* _WHAT THIS TASK INVOLVES_: Find and copy each line of the records where the string "JSON" shows up.

⁂

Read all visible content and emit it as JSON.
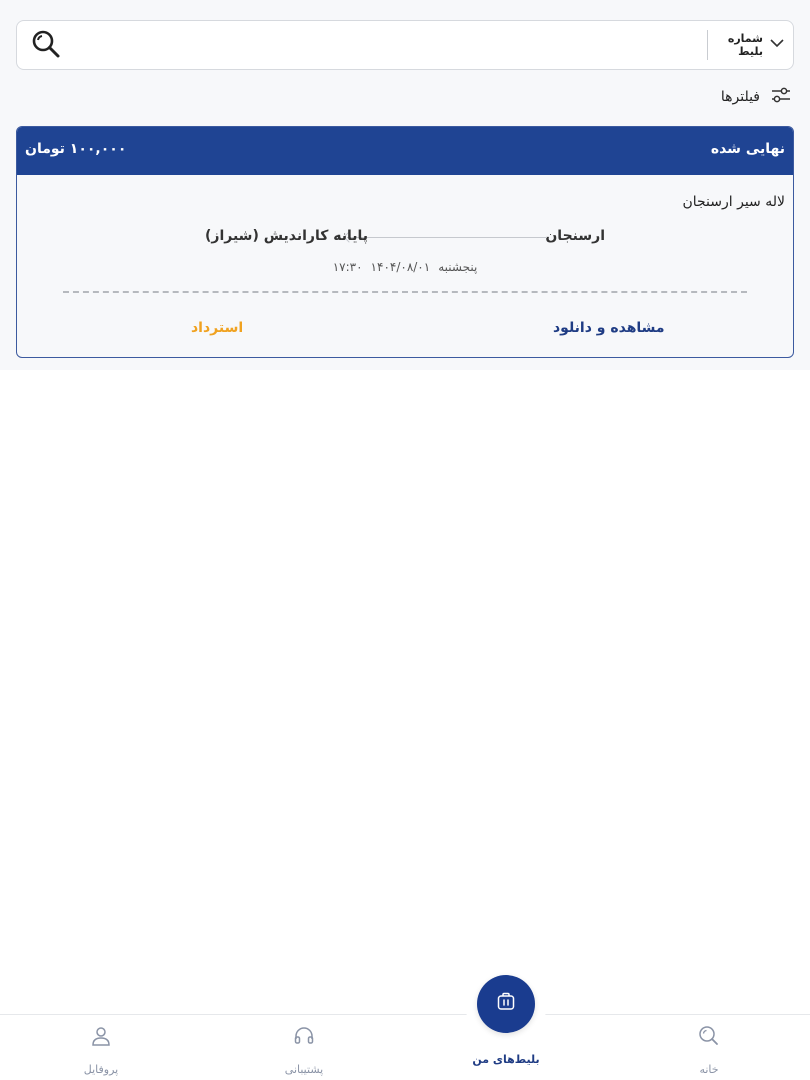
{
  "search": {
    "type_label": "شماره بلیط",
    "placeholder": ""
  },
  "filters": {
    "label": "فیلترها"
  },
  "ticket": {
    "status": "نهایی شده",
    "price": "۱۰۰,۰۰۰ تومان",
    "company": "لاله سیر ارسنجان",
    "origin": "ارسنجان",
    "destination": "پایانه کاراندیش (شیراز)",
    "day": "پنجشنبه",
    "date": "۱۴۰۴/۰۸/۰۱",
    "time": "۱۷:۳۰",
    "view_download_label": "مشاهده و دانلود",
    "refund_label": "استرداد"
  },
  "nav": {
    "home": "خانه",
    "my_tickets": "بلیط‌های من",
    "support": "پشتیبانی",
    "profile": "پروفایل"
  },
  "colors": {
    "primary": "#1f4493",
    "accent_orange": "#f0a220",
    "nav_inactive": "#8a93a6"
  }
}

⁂

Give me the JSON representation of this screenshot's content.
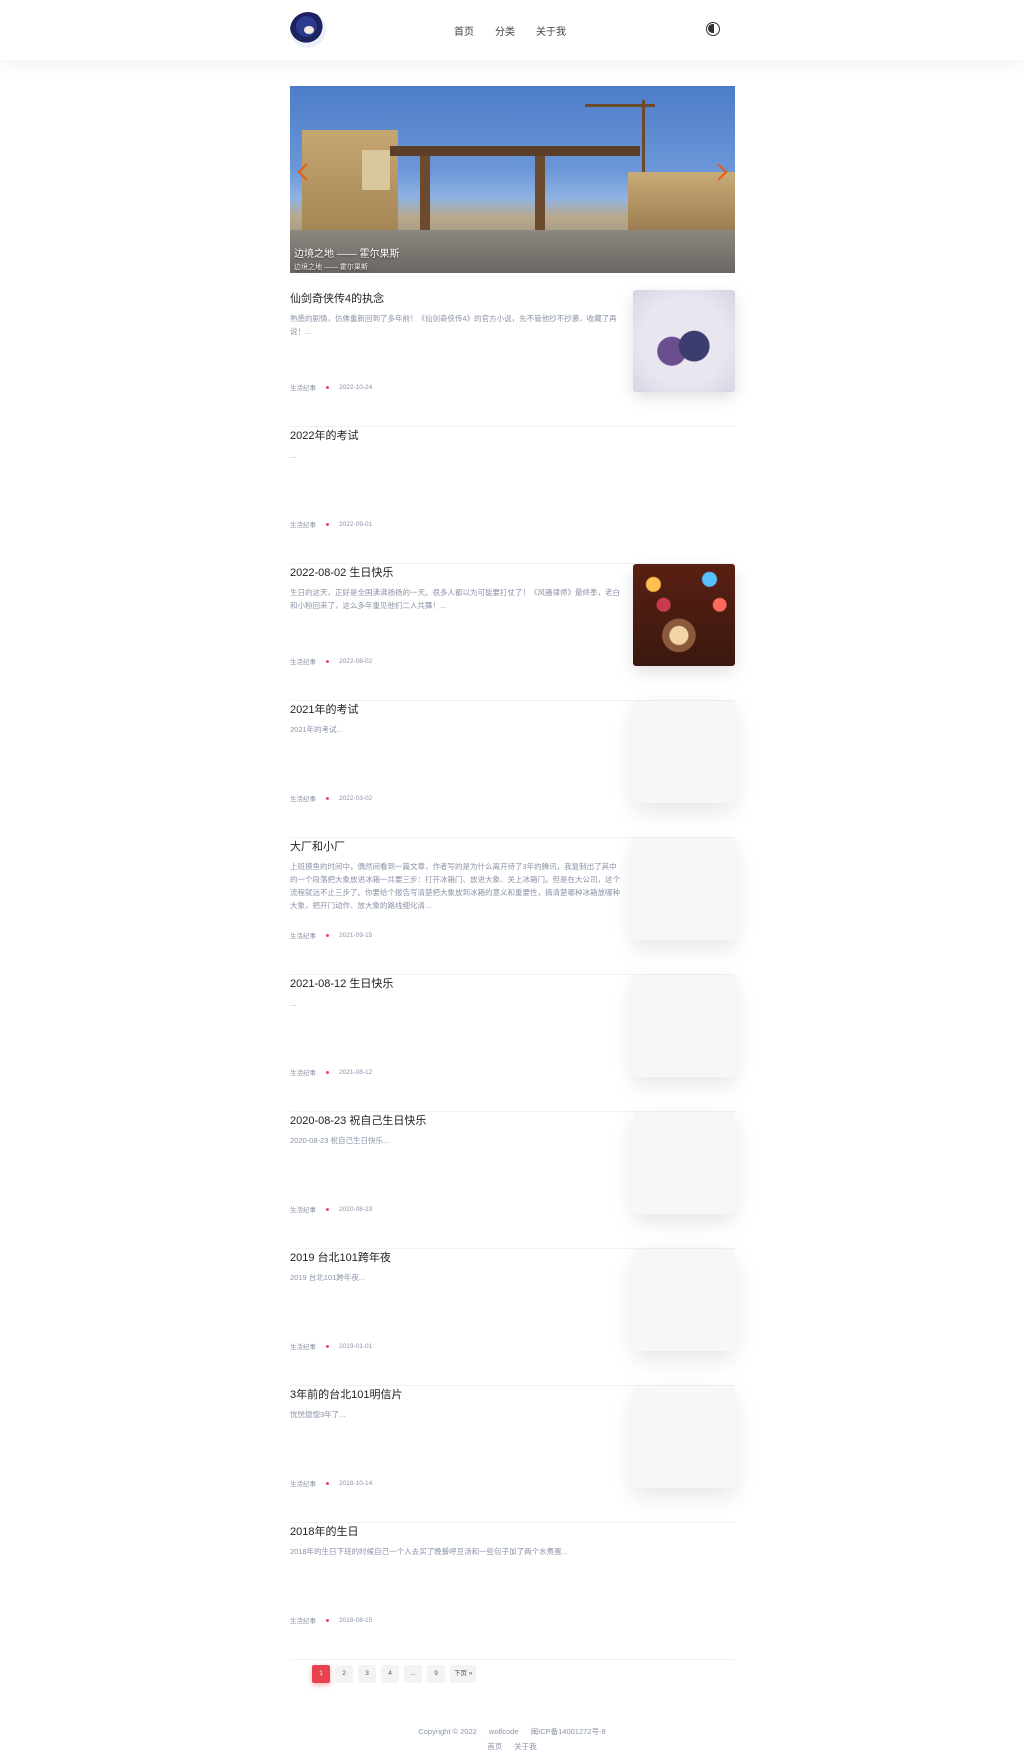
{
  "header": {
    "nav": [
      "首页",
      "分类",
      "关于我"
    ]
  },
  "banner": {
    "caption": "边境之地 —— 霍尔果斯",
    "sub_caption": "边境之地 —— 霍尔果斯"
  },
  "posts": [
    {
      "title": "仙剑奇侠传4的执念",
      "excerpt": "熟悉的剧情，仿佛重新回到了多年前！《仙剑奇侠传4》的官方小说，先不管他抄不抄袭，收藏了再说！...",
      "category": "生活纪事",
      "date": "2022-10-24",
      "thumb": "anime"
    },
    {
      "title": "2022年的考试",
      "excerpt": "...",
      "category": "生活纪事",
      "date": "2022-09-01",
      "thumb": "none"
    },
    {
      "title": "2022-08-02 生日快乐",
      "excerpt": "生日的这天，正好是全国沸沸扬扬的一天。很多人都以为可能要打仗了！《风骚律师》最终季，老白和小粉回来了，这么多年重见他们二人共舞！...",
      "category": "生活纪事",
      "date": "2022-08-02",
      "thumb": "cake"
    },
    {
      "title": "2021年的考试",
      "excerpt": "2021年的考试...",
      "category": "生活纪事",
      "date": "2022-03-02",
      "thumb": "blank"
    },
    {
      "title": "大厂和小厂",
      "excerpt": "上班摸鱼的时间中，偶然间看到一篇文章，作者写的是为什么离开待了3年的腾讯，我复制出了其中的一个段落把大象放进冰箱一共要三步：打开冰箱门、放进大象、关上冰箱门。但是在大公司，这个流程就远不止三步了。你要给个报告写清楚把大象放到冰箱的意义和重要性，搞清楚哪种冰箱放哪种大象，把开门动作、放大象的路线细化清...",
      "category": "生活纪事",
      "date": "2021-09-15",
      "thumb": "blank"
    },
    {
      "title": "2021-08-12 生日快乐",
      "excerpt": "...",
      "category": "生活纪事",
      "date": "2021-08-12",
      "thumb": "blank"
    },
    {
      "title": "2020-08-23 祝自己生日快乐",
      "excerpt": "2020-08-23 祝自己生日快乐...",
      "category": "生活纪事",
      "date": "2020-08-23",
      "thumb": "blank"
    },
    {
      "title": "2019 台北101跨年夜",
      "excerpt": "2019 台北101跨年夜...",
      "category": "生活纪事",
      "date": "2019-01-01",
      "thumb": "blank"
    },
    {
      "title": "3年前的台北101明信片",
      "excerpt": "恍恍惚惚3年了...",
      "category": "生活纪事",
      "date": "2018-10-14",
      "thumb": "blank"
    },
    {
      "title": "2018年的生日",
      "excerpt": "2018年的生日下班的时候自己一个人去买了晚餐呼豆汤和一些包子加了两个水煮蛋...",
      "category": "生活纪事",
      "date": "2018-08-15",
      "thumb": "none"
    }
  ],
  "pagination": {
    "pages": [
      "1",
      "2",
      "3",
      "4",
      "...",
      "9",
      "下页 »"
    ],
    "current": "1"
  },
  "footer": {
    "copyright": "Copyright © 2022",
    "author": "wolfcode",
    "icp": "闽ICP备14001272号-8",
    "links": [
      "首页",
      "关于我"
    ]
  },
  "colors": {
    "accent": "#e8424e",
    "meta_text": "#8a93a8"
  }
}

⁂

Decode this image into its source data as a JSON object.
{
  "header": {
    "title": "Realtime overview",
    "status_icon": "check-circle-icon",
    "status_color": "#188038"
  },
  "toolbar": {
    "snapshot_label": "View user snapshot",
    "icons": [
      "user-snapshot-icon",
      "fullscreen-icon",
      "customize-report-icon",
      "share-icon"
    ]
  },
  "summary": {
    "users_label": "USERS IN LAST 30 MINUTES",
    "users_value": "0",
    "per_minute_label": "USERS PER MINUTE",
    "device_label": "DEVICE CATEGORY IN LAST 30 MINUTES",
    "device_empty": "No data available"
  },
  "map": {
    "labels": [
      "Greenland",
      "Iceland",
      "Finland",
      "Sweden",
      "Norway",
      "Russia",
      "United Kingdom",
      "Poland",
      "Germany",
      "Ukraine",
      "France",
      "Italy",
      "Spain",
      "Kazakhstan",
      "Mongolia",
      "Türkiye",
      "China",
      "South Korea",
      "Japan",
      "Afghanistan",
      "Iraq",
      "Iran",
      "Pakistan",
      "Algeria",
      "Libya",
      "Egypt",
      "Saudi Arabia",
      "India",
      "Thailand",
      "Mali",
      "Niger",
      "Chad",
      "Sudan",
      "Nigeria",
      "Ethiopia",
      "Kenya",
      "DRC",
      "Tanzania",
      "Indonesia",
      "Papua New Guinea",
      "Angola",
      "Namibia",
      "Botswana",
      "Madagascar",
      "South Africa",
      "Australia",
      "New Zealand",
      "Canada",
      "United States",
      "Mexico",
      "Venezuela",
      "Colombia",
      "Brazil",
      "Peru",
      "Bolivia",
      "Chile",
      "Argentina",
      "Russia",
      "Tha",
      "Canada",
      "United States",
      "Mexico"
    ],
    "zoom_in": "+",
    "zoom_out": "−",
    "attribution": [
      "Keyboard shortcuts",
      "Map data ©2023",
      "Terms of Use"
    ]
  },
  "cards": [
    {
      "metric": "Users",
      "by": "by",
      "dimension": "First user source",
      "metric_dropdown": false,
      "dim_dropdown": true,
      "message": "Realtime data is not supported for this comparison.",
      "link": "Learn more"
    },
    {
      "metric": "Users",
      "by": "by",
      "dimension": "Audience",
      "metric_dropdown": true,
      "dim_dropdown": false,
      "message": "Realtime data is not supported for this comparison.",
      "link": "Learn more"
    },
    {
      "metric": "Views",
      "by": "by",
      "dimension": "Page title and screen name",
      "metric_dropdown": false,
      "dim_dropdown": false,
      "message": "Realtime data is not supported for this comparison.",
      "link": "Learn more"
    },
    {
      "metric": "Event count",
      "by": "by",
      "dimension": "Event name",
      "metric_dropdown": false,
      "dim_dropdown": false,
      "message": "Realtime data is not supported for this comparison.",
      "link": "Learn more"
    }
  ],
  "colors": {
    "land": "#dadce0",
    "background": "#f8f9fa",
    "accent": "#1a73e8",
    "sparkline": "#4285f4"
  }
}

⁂

* _ANSWER_:
Read all visible content and emit it as JSON.
Give me the JSON representation of this screenshot's content.
Decode this image into its source data as a JSON object.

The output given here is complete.